● Task prompt: Find every line below with the string "icon" and pick it out.

### Extracted material ###

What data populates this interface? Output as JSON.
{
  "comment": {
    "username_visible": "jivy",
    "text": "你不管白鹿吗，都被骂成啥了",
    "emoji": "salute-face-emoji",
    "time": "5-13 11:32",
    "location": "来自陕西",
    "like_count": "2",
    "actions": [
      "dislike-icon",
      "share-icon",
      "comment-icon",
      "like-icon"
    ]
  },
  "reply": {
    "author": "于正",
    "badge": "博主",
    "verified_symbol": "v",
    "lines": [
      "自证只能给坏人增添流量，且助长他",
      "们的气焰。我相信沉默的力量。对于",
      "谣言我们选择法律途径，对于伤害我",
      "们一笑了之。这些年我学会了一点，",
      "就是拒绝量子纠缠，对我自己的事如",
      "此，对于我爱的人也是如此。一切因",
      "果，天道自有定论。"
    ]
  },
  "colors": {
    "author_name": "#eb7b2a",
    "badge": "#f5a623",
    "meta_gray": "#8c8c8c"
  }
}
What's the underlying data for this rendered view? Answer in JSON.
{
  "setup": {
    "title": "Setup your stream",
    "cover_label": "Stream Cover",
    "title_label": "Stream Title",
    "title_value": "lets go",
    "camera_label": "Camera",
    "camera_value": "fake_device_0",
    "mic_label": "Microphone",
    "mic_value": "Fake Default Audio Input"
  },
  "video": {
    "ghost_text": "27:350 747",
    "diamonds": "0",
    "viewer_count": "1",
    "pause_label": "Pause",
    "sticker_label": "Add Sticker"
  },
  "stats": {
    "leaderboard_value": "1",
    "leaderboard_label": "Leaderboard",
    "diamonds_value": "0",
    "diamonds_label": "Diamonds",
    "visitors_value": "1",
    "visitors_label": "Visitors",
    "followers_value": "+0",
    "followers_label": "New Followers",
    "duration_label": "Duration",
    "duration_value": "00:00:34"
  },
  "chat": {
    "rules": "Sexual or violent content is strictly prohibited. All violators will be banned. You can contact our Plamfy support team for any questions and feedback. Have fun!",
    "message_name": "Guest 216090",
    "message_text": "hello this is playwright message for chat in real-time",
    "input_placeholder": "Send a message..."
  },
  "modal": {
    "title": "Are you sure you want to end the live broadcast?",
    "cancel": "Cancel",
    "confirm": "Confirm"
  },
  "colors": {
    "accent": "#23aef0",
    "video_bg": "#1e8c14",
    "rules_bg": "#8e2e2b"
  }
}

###

● Answer to this task:
      "dislike-icon",
      "share-icon",
      "comment-icon",
      "like-icon"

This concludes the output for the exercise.